Meditating on the here and now, it is best not to stare at the physical or mental phenomena around us, but rather to focus on the emptiness between them – that is to say, the empty space between visible bodies, the rest surrounding movement, the quietness in the midst of which sounds are heard, the moments of non-thought separating thought, and so forth. Become conscious of the transparency, stillness and silence underlying all experience.
Become aware that there is something formless in the apparent forms you see, hear, feel, smell and taste – they are all part of a single continuum, which we are in the habit of projecting divisions into. But do not deliberately blur your vision. When the mind calms sufficiently, the ratiocinative acts that cut up (and then compare, contrast, conceptualize, order and describe) the empirical domain gradually dampen, and one has a more receptive and holistic mode of experience.
An experience I have occasionally, when I reach a great depth of inner peace, is that of pure water. The vision of a calm pool of clear, fresh water, supposedly reflecting the calm of my mind. Or a lovely downpour of transparent, refreshing water, as if a tap were suddenly opened allowing energy to flow from the upper to the lower levels of my psyche. Or the image of rain coming down into me, like a blessing from the heavens above. All such experiences are very satisfying and encouraging. It should be stressed that these are not voluntary visualizations, but visions that suddenly and unexpectedly just happen to one.
 Quoting Claude Chabrol’s movie «La fleur du mal».
 At least sights and sounds; I am not sure the other modalities of sensation are clearly reproducible in the mind.
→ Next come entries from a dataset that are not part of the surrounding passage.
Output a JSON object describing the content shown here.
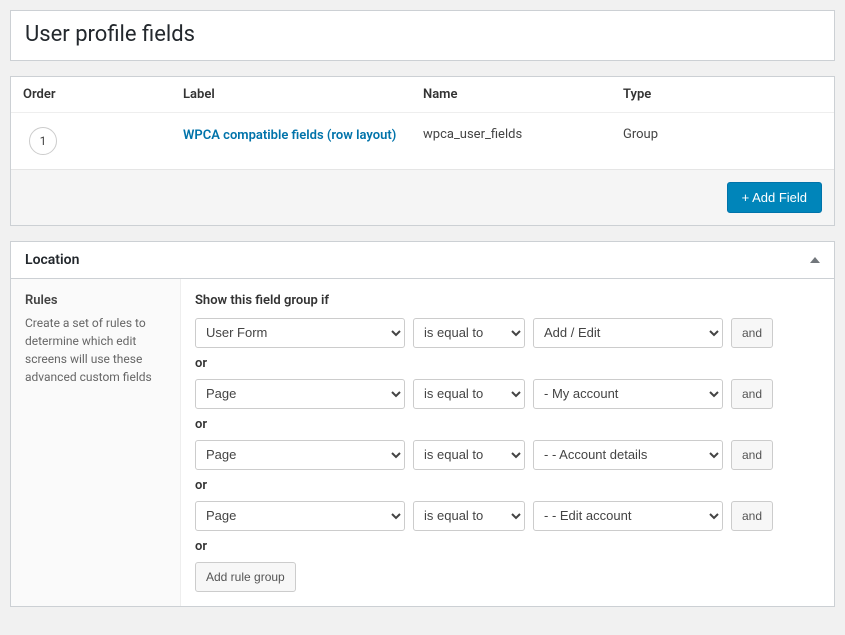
{
  "title": "User profile fields",
  "fields_table": {
    "headers": {
      "order": "Order",
      "label": "Label",
      "name": "Name",
      "type": "Type"
    },
    "rows": [
      {
        "order": "1",
        "label": "WPCA compatible fields (row layout)",
        "name": "wpca_user_fields",
        "type": "Group"
      }
    ],
    "add_field_label": "+ Add Field"
  },
  "location": {
    "heading": "Location",
    "sidebar_title": "Rules",
    "sidebar_desc": "Create a set of rules to determine which edit screens will use these advanced custom fields",
    "rules_title": "Show this field group if",
    "or_label": "or",
    "and_label": "and",
    "add_rule_group_label": "Add rule group",
    "rules": [
      {
        "param": "User Form",
        "op": "is equal to",
        "val": "Add / Edit"
      },
      {
        "param": "Page",
        "op": "is equal to",
        "val": "- My account"
      },
      {
        "param": "Page",
        "op": "is equal to",
        "val": "- - Account details"
      },
      {
        "param": "Page",
        "op": "is equal to",
        "val": "- - Edit account"
      }
    ]
  }
}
 Better, the empty space they all seem to inhabit. More precisely, it is the space between oneself (the observer) and the objects (observed) that one should focus on. Or even, one might profitably focus on an imagined “transcendental space” within and behind all phenomena. Or perhaps most accurately put, what we are looking upon here is the “space of mind”, i.e. the extension in which mental images and sounds seem to occur; this mindspace can be experienced even when we have managed to clear our mind of all sights and sounds, i.e. even when it is empty.
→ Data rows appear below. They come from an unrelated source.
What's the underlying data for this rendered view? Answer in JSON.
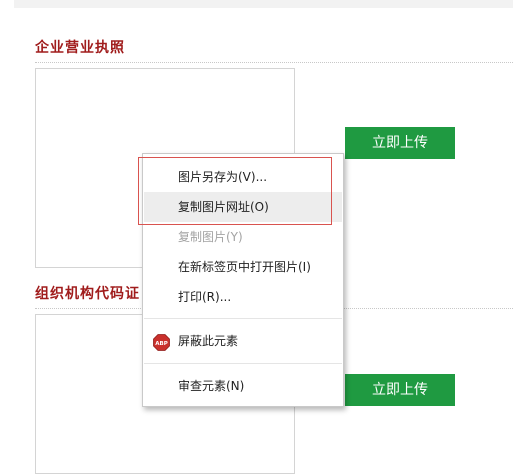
{
  "sections": {
    "business_license": {
      "title": "企业营业执照",
      "upload_label": "立即上传"
    },
    "org_code": {
      "title": "组织机构代码证",
      "upload_label": "立即上传"
    }
  },
  "context_menu": {
    "items": [
      {
        "label": "图片另存为(V)...",
        "state": "normal"
      },
      {
        "label": "复制图片网址(O)",
        "state": "hover"
      },
      {
        "label": "复制图片(Y)",
        "state": "disabled"
      },
      {
        "label": "在新标签页中打开图片(I)",
        "state": "normal"
      },
      {
        "label": "打印(R)...",
        "state": "normal"
      },
      {
        "label": "屏蔽此元素",
        "state": "normal",
        "icon": "adblock-plus-icon",
        "icon_text": "ABP"
      },
      {
        "label": "审查元素(N)",
        "state": "normal"
      }
    ]
  },
  "colors": {
    "title_red": "#a01c1c",
    "upload_green": "#1f9a41",
    "highlight_red": "#d9534f",
    "abp_red": "#c9302c"
  }
}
 Movement grabs attention more than rest: this is a biological law, to draw our attention to possible predators or prey. But actually, considering one moment at a time, rest is by far the larger portion of our experience. Become more aware of this underlying rest, at least during meditation.
 If there were only sounds, no sound could be clearly distinguished. It is only due to a background of silence that sounds are heard.
 As meditation proceeds, thoughts become shorter in length and less frequent, and inner peace gradually gains a foothold and spreads. As soon as you notice this development, start focusing on the emptiness between your thoughts, instead of getting involved in the thoughts themselves. In this way, the “space” between them is expanded, and their dampening is accelerated.
 Such experiences can also seem negative or of doubtful polarity. Once, meditating after an unfortunate wet dream, I experienced clean waters near my sex organ being polluted by some brown waters. One time, I experienced fire – and could not decide how to class this vision.